Founded20 May 2000
IdeologyTaiwanese nationalism
Liberalism (Taiwan)
Progressivism
Anti-communism

Populism
Political positionCentre-left
Legislative Yuan
74 / 113
Pan-Green coalition
Traditional Chinese泛綠聯盟
Simplified Chinese泛绿联盟
Pan-Green force
Traditional Chinese泛綠軍
Simplified Chinese泛绿军
Pan-Green groups
Traditional Chinese綠營
Simplified Chinese绿營

HistoryEdit

The name comes from the colours of the Democratic Progressive Party, which originally adopted green in part because of its association with the anti-nuclear movement. In contrast to the Pan-Blue Coalition, the Pan-Green Coalition favors Taiwanization and Taiwan independence over Chinese reunification, although members in both coalitions have moderated their policies to reach voters in the center.

This strategy is helped by the fact that much of the motivation that voters have for voting for one party or the other are for reasons that have nothing to do with relations with China. This is particularly true among swing voters.
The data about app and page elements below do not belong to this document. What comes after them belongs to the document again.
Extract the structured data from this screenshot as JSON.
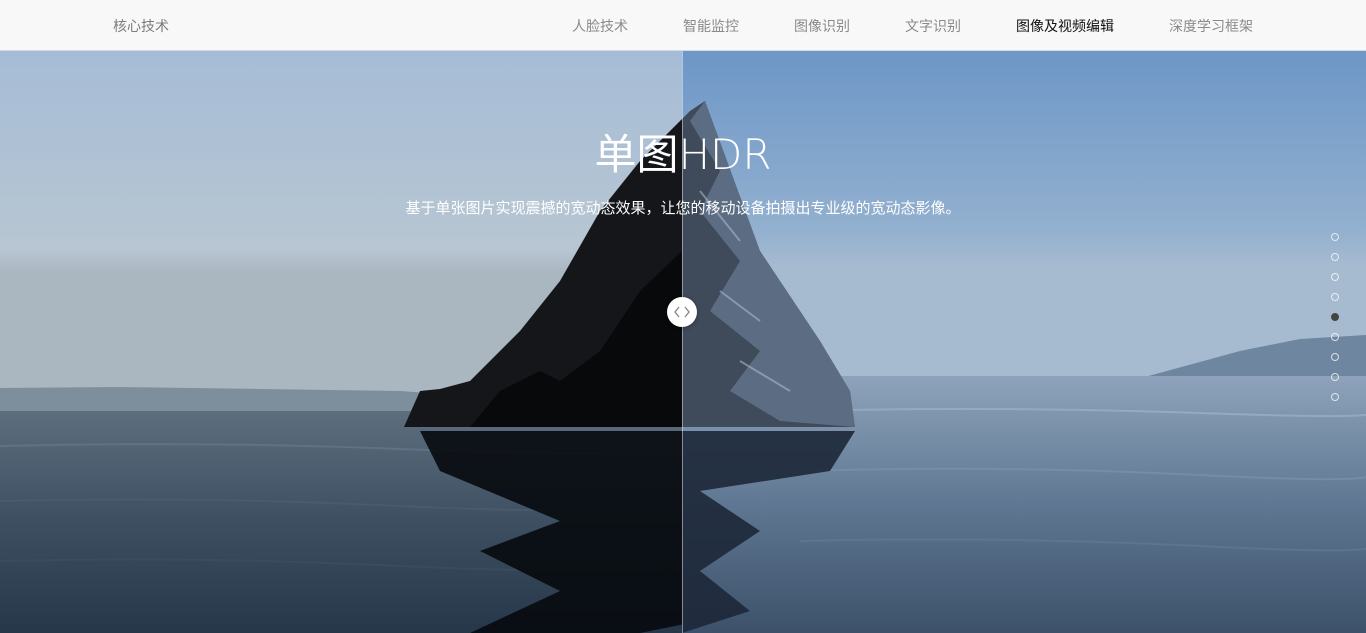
{
  "header": {
    "brand": "核心技术",
    "nav": [
      {
        "label": "人脸技术",
        "active": false
      },
      {
        "label": "智能监控",
        "active": false
      },
      {
        "label": "图像识别",
        "active": false
      },
      {
        "label": "文字识别",
        "active": false
      },
      {
        "label": "图像及视频编辑",
        "active": true
      },
      {
        "label": "深度学习框架",
        "active": false
      }
    ]
  },
  "hero": {
    "title": "单图HDR",
    "subtitle": "基于单张图片实现震撼的宽动态效果，让您的移动设备拍摄出专业级的宽动态影像。",
    "compare_handle_icon": "chevron-left-right-icon"
  },
  "pager": {
    "count": 9,
    "active_index": 4
  },
  "colors": {
    "header_bg": "#f8f8f8",
    "nav_active": "#111111",
    "nav_inactive": "#8a8a8a",
    "dot_active": "#444444"
  }
}
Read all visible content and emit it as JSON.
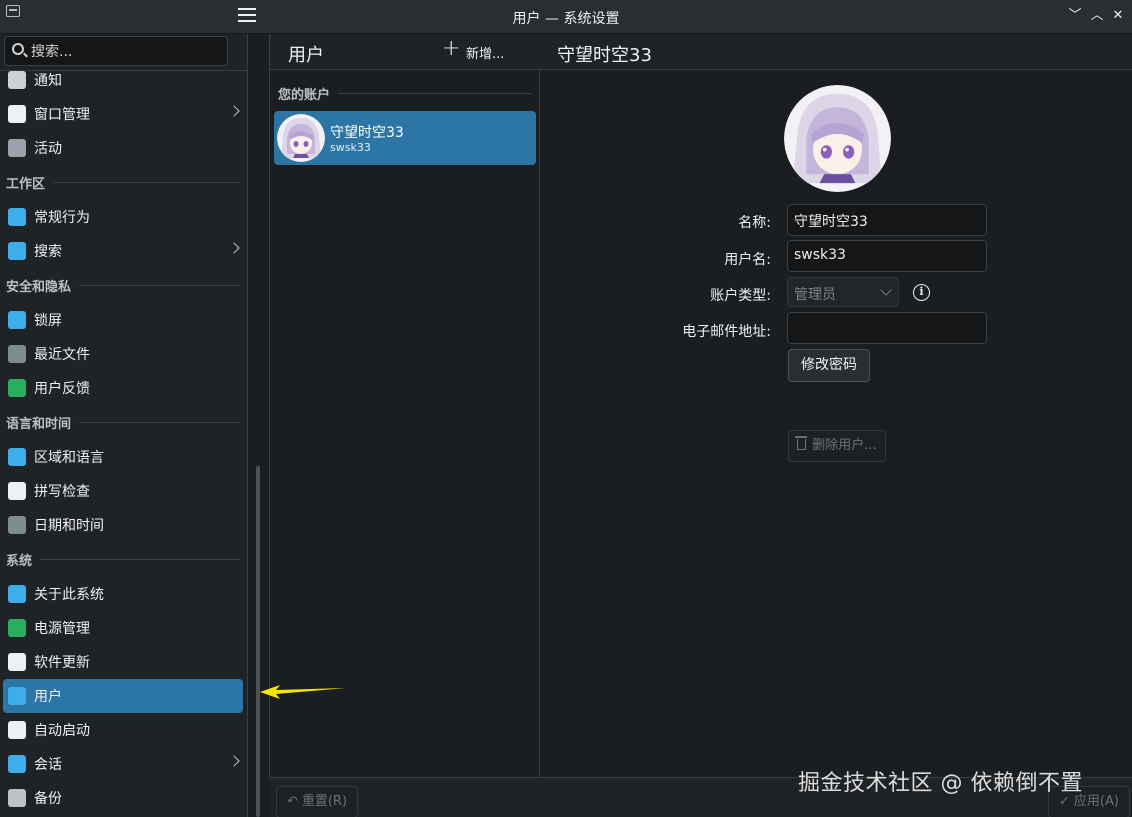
{
  "window": {
    "title": "用户 — 系统设置",
    "buttons": [
      "﹀",
      "︿",
      "✕"
    ]
  },
  "sidebar": {
    "search_placeholder": "搜索...",
    "items": [
      {
        "type": "item",
        "label": "通知",
        "icon": "bell-icon",
        "color": "#cfd2d4"
      },
      {
        "type": "item",
        "label": "窗口管理",
        "icon": "window-icon",
        "color": "#eff0f1",
        "chevron": true
      },
      {
        "type": "item",
        "label": "活动",
        "icon": "activities-icon",
        "color": "#9aa3ab"
      },
      {
        "type": "section",
        "label": "工作区"
      },
      {
        "type": "item",
        "label": "常规行为",
        "icon": "general-behavior-icon",
        "color": "#3daee9"
      },
      {
        "type": "item",
        "label": "搜索",
        "icon": "search-icon",
        "color": "#3daee9",
        "chevron": true
      },
      {
        "type": "section",
        "label": "安全和隐私"
      },
      {
        "type": "item",
        "label": "锁屏",
        "icon": "lock-screen-icon",
        "color": "#3daee9"
      },
      {
        "type": "item",
        "label": "最近文件",
        "icon": "clock-icon",
        "color": "#7f8c8d"
      },
      {
        "type": "item",
        "label": "用户反馈",
        "icon": "feedback-icon",
        "color": "#27ae60"
      },
      {
        "type": "section",
        "label": "语言和时间"
      },
      {
        "type": "item",
        "label": "区域和语言",
        "icon": "region-icon",
        "color": "#3daee9"
      },
      {
        "type": "item",
        "label": "拼写检查",
        "icon": "spellcheck-icon",
        "color": "#eff0f1"
      },
      {
        "type": "item",
        "label": "日期和时间",
        "icon": "clock-icon",
        "color": "#7f8c8d"
      },
      {
        "type": "section",
        "label": "系统"
      },
      {
        "type": "item",
        "label": "关于此系统",
        "icon": "info-icon",
        "color": "#3daee9"
      },
      {
        "type": "item",
        "label": "电源管理",
        "icon": "power-icon",
        "color": "#27ae60"
      },
      {
        "type": "item",
        "label": "软件更新",
        "icon": "update-icon",
        "color": "#eff0f1"
      },
      {
        "type": "item",
        "label": "用户",
        "icon": "users-icon",
        "color": "#3daee9",
        "active": true
      },
      {
        "type": "item",
        "label": "自动启动",
        "icon": "autostart-icon",
        "color": "#eff0f1"
      },
      {
        "type": "item",
        "label": "会话",
        "icon": "session-icon",
        "color": "#3daee9",
        "chevron": true
      },
      {
        "type": "item",
        "label": "备份",
        "icon": "backup-icon",
        "color": "#bdc3c7"
      }
    ]
  },
  "users_list": {
    "title": "用户",
    "add_label": "新增...",
    "section_label": "您的账户",
    "accounts": [
      {
        "name": "守望时空33",
        "username": "swsk33"
      }
    ]
  },
  "user_detail": {
    "title": "守望时空33",
    "name_label": "名称:",
    "name_value": "守望时空33",
    "username_label": "用户名:",
    "username_value": "swsk33",
    "account_type_label": "账户类型:",
    "account_type_value": "管理员",
    "email_label": "电子邮件地址:",
    "email_value": "",
    "change_password_label": "修改密码",
    "delete_user_label": "删除用户..."
  },
  "footer": {
    "reset_label": "重置(R)",
    "apply_label": "应用(A)"
  },
  "watermark": "掘金技术社区 @ 依赖倒不置",
  "colors": {
    "accent": "#2c76a6",
    "background": "#1b1e20",
    "annotation_arrow": "#f5e600"
  }
}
For much of the 1990s the parties which later formed the Pan-Green Coalition greatly benefited from the perception that they were less corrupt than the ruling Kuomintang (KMT). However, due to the controversies and the alleged corruption cases involving the former DPP nominated President Chen Shui-bian, the public perception of the Coalition is seemed to have been altered somewhat.

The Pan-Green Coalition formed in the aftermath of the 2000 presidential election, after which Lee Teng-hui was expelled from the Kuomintang and created his own party, the Taiwan Solidarity Union, which maintains a pro-independence platform.

The internal dynamics of the Pan-Green Coalition are different from those of the Pan-Blue coalition. Unlike the Pan-Blue coalition, which consists of relatively equal-sized parties with very similar ideologies, the pan-green coalition contains the DPP, which is much larger and more moderate than the TSU.[citation needed] So rather than coordinating electoral strategies, as in the case of the parties within the Pan-Blue coalition, the presence of the TSU keeps the DPP from moving too far away from its Taiwan independence roots. In local elections competition tends to be fierce between Pan-Green candidates from different parties and, as a rule, joint candidates are not proposed.

The Green Party Taiwan is not to be considered as part of the Pan-Green Coalition, however the Green Party has similar views with the Democratic Progressive Party especially on environmental and social issues and the Green Party are also allied with Social Democratic Party.

Electoral performanceEdit

Presidential electionsEdit

Election 1st Candidate Party Votes %
2004 Chen Shui-bian DPP 6,446,900 50.1
2008 Frank Hsieh DPP 5,445,239 41.6
2012 Tsai Ing-wen DPP 6,093,578 45.6
2016 Tsai Ing-wen DPP 6,894,744 56.1

Legislative Yuan electionsEdit

Election Number of
popular votes
% of
popular votes
Total seats +/− Status
2001 4,264,644 41.3
101 / 225
N/A Governing minority
2004 4,228,141 43.5
101 / 225
  Governing minority
2008 4,043,781 41.6
27 / 113
  74 Governing minority
Minority
2012 5,994,676 45.5
43 / 113
  16 Minority
2016 6,819,975 55.9
73 / 113
  30 Majority

Local electionsEdit

Election Number of
popular votes
% of
popular votes
Total seats +/−
2014 4,814,173 39.5
302 / 907
N/A
2018 4,386,348 35.5
267 / 912
  59

National Assembly electionEdit

Election Number of
popular votes
% of
popular votes
Total seats +/− Status
2005 1,947,954 50.3
150 / 300
N/A Plurality

See alsoEdit

External linksEdit